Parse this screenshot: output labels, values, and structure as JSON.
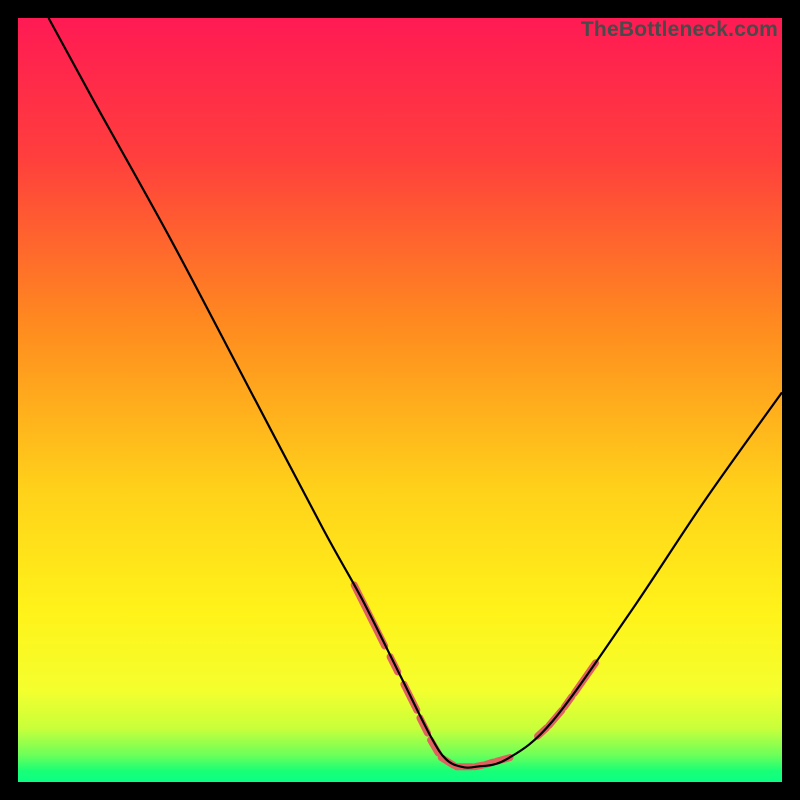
{
  "watermark": "TheBottleneck.com",
  "chart_data": {
    "type": "line",
    "title": "",
    "xlabel": "",
    "ylabel": "",
    "xlim": [
      0,
      100
    ],
    "ylim": [
      0,
      100
    ],
    "series": [
      {
        "name": "curve",
        "x": [
          4,
          10,
          20,
          30,
          40,
          45,
          50,
          54,
          56,
          58,
          60,
          64,
          70,
          80,
          90,
          100
        ],
        "y": [
          100,
          89,
          71,
          52,
          33,
          24,
          14,
          6,
          3,
          2,
          2,
          3,
          8,
          22,
          37,
          51
        ]
      }
    ],
    "highlighted_segments": [
      {
        "x0": 44.0,
        "y0": 25.8,
        "x1": 48.0,
        "y1": 17.8
      },
      {
        "x0": 48.7,
        "y0": 16.4,
        "x1": 49.7,
        "y1": 14.4
      },
      {
        "x0": 50.5,
        "y0": 12.8,
        "x1": 52.2,
        "y1": 9.4
      },
      {
        "x0": 52.6,
        "y0": 8.4,
        "x1": 53.6,
        "y1": 6.4
      },
      {
        "x0": 54.0,
        "y0": 5.5,
        "x1": 55.0,
        "y1": 3.8
      },
      {
        "x0": 55.4,
        "y0": 3.2,
        "x1": 57.0,
        "y1": 2.2
      },
      {
        "x0": 57.4,
        "y0": 2.0,
        "x1": 59.4,
        "y1": 2.0
      },
      {
        "x0": 59.8,
        "y0": 2.0,
        "x1": 60.8,
        "y1": 2.2
      },
      {
        "x0": 61.2,
        "y0": 2.3,
        "x1": 62.2,
        "y1": 2.6
      },
      {
        "x0": 62.6,
        "y0": 2.7,
        "x1": 64.4,
        "y1": 3.2
      },
      {
        "x0": 68.0,
        "y0": 6.0,
        "x1": 69.2,
        "y1": 7.1
      },
      {
        "x0": 69.5,
        "y0": 7.4,
        "x1": 71.2,
        "y1": 9.4
      },
      {
        "x0": 71.5,
        "y0": 9.8,
        "x1": 72.5,
        "y1": 11.2
      },
      {
        "x0": 72.8,
        "y0": 11.6,
        "x1": 75.6,
        "y1": 15.6
      }
    ],
    "gradient_stops": [
      {
        "offset": 0.0,
        "color": "#ff1a54"
      },
      {
        "offset": 0.18,
        "color": "#ff3e3d"
      },
      {
        "offset": 0.4,
        "color": "#ff8a1f"
      },
      {
        "offset": 0.62,
        "color": "#ffd21a"
      },
      {
        "offset": 0.78,
        "color": "#fff31a"
      },
      {
        "offset": 0.88,
        "color": "#f4ff2e"
      },
      {
        "offset": 0.93,
        "color": "#c8ff3a"
      },
      {
        "offset": 0.965,
        "color": "#6bff5a"
      },
      {
        "offset": 0.985,
        "color": "#1aff76"
      },
      {
        "offset": 1.0,
        "color": "#0aff84"
      }
    ],
    "colors": {
      "curve": "#000000",
      "segment": "#e0615f",
      "background": "#000000"
    }
  }
}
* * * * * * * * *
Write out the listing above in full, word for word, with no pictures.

• [Written answer]:
Parse this screenshot: output labels, values, and structure as JSON.
{
  "watermark": "TheBottleneck.com",
  "chart_data": {
    "type": "line",
    "title": "",
    "xlabel": "",
    "ylabel": "",
    "xlim": [
      0,
      100
    ],
    "ylim": [
      0,
      100
    ],
    "series": [
      {
        "name": "curve",
        "x": [
          4,
          10,
          20,
          30,
          40,
          45,
          50,
          54,
          56,
          58,
          60,
          64,
          70,
          80,
          90,
          100
        ],
        "y": [
          100,
          89,
          71,
          52,
          33,
          24,
          14,
          6,
          3,
          2,
          2,
          3,
          8,
          22,
          37,
          51
        ]
      }
    ],
    "highlighted_segments": [
      {
        "x0": 44.0,
        "y0": 25.8,
        "x1": 48.0,
        "y1": 17.8
      },
      {
        "x0": 48.7,
        "y0": 16.4,
        "x1": 49.7,
        "y1": 14.4
      },
      {
        "x0": 50.5,
        "y0": 12.8,
        "x1": 52.2,
        "y1": 9.4
      },
      {
        "x0": 52.6,
        "y0": 8.4,
        "x1": 53.6,
        "y1": 6.4
      },
      {
        "x0": 54.0,
        "y0": 5.5,
        "x1": 55.0,
        "y1": 3.8
      },
      {
        "x0": 55.4,
        "y0": 3.2,
        "x1": 57.0,
        "y1": 2.2
      },
      {
        "x0": 57.4,
        "y0": 2.0,
        "x1": 59.4,
        "y1": 2.0
      },
      {
        "x0": 59.8,
        "y0": 2.0,
        "x1": 60.8,
        "y1": 2.2
      },
      {
        "x0": 61.2,
        "y0": 2.3,
        "x1": 62.2,
        "y1": 2.6
      },
      {
        "x0": 62.6,
        "y0": 2.7,
        "x1": 64.4,
        "y1": 3.2
      },
      {
        "x0": 68.0,
        "y0": 6.0,
        "x1": 69.2,
        "y1": 7.1
      },
      {
        "x0": 69.5,
        "y0": 7.4,
        "x1": 71.2,
        "y1": 9.4
      },
      {
        "x0": 71.5,
        "y0": 9.8,
        "x1": 72.5,
        "y1": 11.2
      },
      {
        "x0": 72.8,
        "y0": 11.6,
        "x1": 75.6,
        "y1": 15.6
      }
    ],
    "gradient_stops": [
      {
        "offset": 0.0,
        "color": "#ff1a54"
      },
      {
        "offset": 0.18,
        "color": "#ff3e3d"
      },
      {
        "offset": 0.4,
        "color": "#ff8a1f"
      },
      {
        "offset": 0.62,
        "color": "#ffd21a"
      },
      {
        "offset": 0.78,
        "color": "#fff31a"
      },
      {
        "offset": 0.88,
        "color": "#f4ff2e"
      },
      {
        "offset": 0.93,
        "color": "#c8ff3a"
      },
      {
        "offset": 0.965,
        "color": "#6bff5a"
      },
      {
        "offset": 0.985,
        "color": "#1aff76"
      },
      {
        "offset": 1.0,
        "color": "#0aff84"
      }
    ],
    "colors": {
      "curve": "#000000",
      "segment": "#e0615f",
      "background": "#000000"
    }
  }
}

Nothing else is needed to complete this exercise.